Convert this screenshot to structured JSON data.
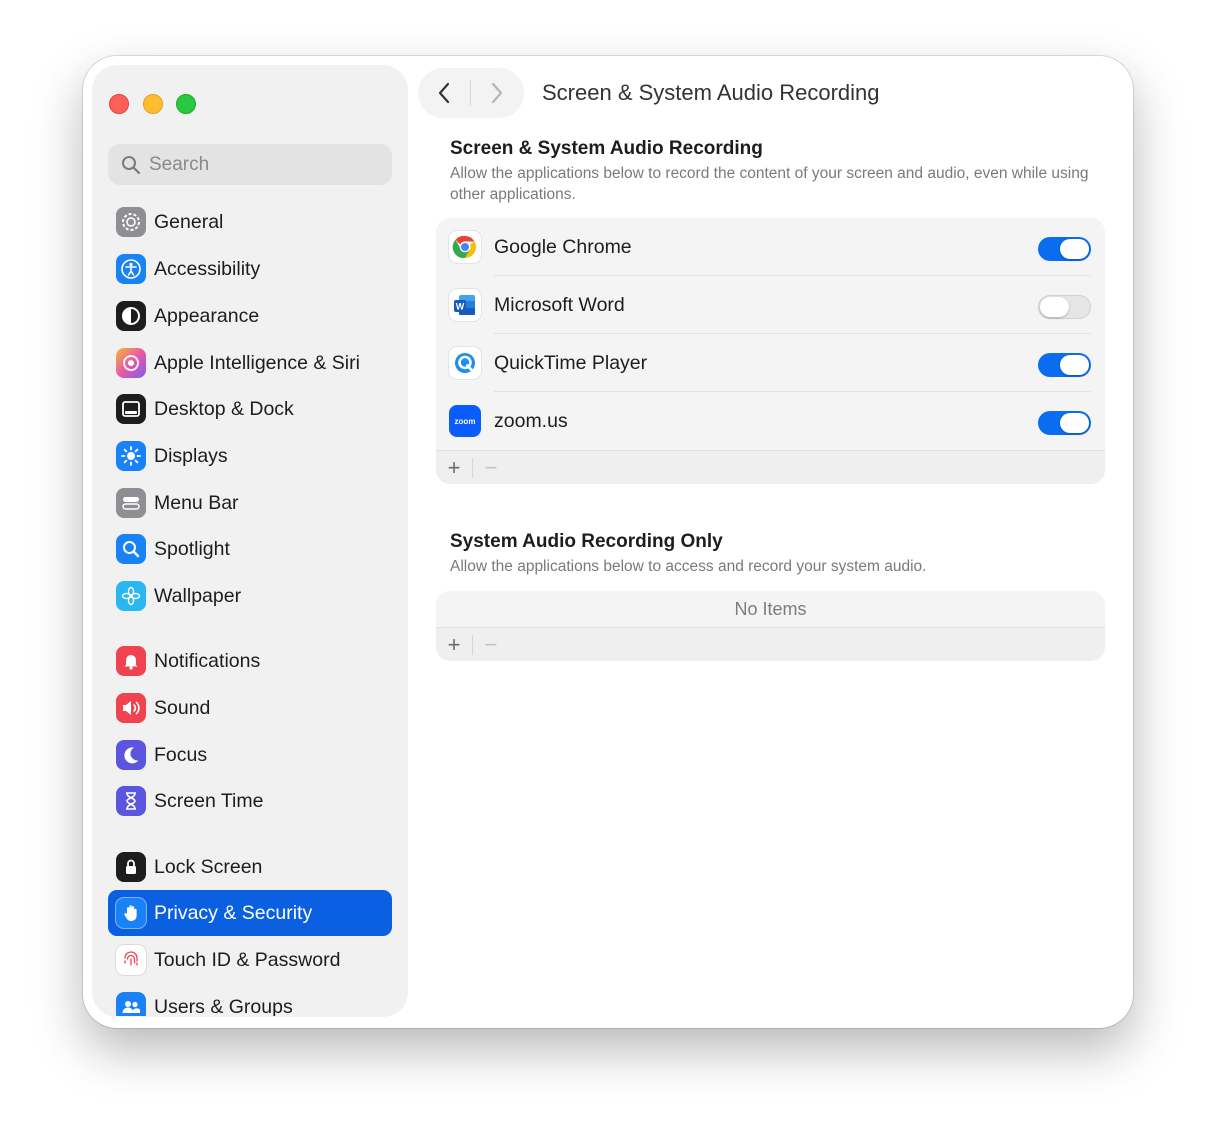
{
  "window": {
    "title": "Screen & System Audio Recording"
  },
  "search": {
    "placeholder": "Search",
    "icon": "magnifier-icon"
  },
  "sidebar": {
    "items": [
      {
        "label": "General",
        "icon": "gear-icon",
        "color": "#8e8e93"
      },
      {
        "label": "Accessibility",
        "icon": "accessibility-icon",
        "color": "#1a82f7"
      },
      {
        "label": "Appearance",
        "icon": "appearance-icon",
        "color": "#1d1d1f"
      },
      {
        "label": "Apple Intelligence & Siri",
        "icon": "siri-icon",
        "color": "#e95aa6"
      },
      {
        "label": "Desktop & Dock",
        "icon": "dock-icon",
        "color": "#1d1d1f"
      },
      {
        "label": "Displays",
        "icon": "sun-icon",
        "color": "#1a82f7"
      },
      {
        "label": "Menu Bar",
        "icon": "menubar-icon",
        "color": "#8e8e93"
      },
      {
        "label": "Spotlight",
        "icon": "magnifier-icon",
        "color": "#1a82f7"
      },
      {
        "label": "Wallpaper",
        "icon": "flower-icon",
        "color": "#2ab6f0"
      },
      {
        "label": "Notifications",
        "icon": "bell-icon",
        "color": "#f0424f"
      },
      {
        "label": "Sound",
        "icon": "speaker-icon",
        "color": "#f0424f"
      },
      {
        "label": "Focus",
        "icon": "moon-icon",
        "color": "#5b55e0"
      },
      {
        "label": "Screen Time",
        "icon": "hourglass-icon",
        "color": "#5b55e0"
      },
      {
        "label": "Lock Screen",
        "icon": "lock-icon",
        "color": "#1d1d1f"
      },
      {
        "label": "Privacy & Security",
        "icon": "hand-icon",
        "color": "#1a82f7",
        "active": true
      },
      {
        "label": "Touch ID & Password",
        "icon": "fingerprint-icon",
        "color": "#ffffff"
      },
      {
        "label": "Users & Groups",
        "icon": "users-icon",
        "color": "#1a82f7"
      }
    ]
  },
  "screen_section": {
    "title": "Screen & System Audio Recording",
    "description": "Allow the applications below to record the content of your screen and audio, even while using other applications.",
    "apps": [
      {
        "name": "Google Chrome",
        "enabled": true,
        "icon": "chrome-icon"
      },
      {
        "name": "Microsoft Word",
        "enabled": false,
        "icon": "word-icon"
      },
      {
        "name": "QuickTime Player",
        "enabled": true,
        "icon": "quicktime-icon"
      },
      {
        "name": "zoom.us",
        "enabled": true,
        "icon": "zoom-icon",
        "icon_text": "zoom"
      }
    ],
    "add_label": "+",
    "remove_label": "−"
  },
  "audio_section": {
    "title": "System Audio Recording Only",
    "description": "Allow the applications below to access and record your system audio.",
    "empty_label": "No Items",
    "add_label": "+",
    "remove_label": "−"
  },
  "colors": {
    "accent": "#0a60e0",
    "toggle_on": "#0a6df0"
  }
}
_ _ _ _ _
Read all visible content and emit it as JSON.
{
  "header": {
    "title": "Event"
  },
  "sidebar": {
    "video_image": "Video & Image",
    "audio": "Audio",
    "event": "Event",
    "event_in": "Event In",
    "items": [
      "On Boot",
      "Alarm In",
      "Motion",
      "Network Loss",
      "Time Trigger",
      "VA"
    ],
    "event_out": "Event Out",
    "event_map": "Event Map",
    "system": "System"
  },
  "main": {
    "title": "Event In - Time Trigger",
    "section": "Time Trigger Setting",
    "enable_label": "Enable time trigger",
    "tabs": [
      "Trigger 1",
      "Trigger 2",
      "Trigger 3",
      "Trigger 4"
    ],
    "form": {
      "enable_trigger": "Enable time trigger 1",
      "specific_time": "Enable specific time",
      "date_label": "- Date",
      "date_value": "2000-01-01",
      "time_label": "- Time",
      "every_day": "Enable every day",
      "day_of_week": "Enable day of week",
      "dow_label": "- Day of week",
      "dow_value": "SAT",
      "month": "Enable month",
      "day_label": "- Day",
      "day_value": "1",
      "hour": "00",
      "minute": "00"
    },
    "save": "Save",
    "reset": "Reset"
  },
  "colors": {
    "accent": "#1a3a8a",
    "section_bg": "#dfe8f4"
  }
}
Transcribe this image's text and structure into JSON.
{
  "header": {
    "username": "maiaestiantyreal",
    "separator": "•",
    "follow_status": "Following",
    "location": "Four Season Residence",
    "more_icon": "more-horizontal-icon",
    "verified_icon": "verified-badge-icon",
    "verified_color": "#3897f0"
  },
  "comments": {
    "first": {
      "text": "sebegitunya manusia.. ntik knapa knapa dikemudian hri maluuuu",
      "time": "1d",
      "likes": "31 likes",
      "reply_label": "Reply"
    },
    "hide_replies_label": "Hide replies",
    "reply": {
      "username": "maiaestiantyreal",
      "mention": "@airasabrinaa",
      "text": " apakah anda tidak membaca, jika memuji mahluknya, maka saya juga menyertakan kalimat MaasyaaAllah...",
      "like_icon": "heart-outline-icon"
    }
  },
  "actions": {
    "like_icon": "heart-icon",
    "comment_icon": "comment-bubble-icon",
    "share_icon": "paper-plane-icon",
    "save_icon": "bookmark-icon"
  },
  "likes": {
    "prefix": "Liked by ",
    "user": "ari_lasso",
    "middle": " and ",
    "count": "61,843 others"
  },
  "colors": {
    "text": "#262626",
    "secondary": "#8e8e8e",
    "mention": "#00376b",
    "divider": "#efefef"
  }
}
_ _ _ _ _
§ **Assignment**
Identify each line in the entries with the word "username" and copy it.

§ **Response for this exercise**
    "username": "maiaestiantyreal",
      "username": "maiaestiantyreal",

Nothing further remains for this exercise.